Congress came to see NASA primarily as a jobs program, not an exploratory agency. Slowly, NASA complied with the post-Apollo vision-safety-obsessed, with few big goals for manned flight beyond low Earth orbit. Very little useful science got done in the space station. NASA never did the experiments needed to develop the technologies required for a genuine interplanetary expedition: centrifugal gravity to avoid bodily harm and a truly closed biosphere. The station was about camping in space, not living in space. In that respect it resembled the earlier Russian Mir Station, where crews were allowed a weekly vodka, cognac, and cigarette ration to pass the time...

Science fiction writers didn't predict the fade-out of NASA's manned space operations, and they weren't prepared with alternative routes to space when that decline became undeniable. Allen Steele, a journalist who once covered NASA and now writes award-winning stories and novels about it, remarks: "Those who equate NASA with space exploration can't see any other options. They got scared away from writing about space, or else became cynical about the whole thing and claimed that space exploration is a failure."

Benford puts most of his hopes into commercial space exploration, and believes that "economically literate" science fiction authors will focus on privately funded, rather than government-funded, space missions.
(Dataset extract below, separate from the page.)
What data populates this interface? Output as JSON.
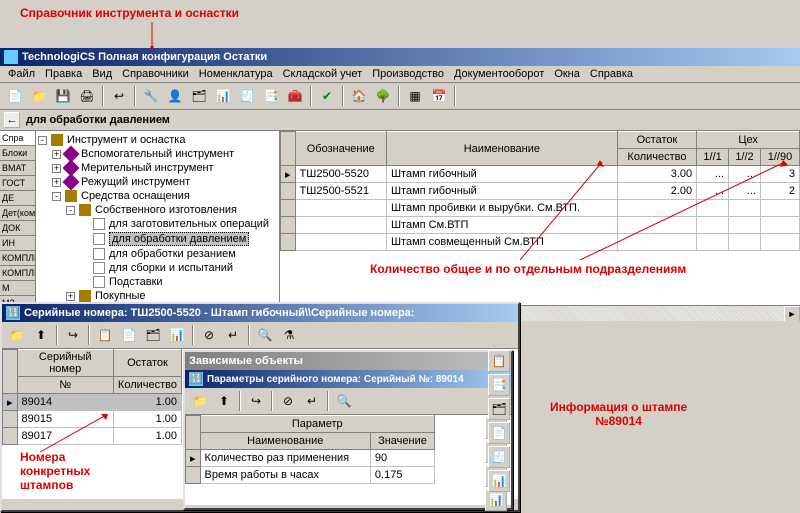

But he also writes, inspiringly, that the passion in science fiction springs from "a deep-rooted human need: to reach out, to prefer movement to stasis, to understand." The whole thing is well worth reading. [Reason Magazine]

DISCUSSION

Corpore Metal

Sigh. Space libertopians. I don't even know where to begin. Benford isn't saying anything I haven't heard a zillion times over and over again in editorial columns of Analog magazine over the last thirty years—wave the magic free market wand and—presto—space is conquered.

It's old. 30 years on in hearing these rants and all I can think of is that old Stevie Wonder song—you know that one, from when Stevie was bad ass before he began to suck.